The bizarre cat fight among NYT opiners has a new combatant. Today, Bob Herbert argues that Ronald Reagan's 1980 presidential campaign launch was, in fact, all about the race baiting. This is, of course, a direct poke at David Brooks (Herbert's fellow Tuesday columnist), whose Friday column contended that Reagan's Philadelphia, Miss, appearance had nothing to do with racial politics and that those who persist in peddling such "calumny" are ignorant partisans--a slap that was itself directed at Paul Krugman (who shares the Friday pages with Brooks), who has been happily peddling such "agitprop" in his recent book. 

In keeping with whatever bizarre Times law or tradition, none of these guys ever refers to his target by name, making the ongoing squabble slightly disorienting for those not paying close attention. Why does Herbert suddenly feel compelled to "set the record straight" on something that happened nearly thirty years ago? Why does Brooks feel he needed to address an enduring "slur" nowhere near the center of today's political debate? Since Herbert can't cite his specific grievance with Brooks and Brooks can't cite his with Krugman, both of their columns seem to come weirdly out of left field. 

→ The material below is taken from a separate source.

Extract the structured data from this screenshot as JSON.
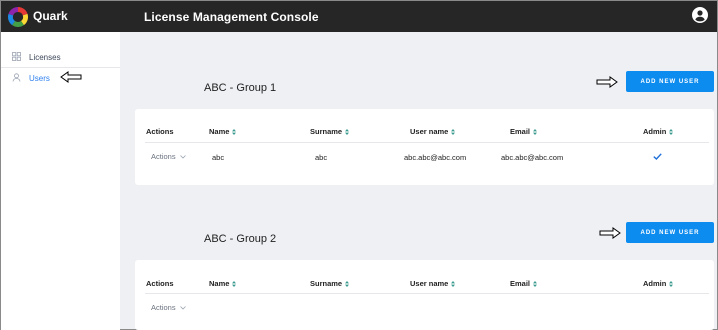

When I first mentioned this, my colleague Jon Chait noted that such no-name squabbles are not uncommon on the Times op-ed pages, and he rightly suggested that such a practice lowers the level of intellectual debate. It also makes these guys look downright flaky.

Either stop being coy, boys, or suck it up and suffer in silence. Don't make the rest of us endure your oblique in-house pissing matches. 

--Michelle Cottle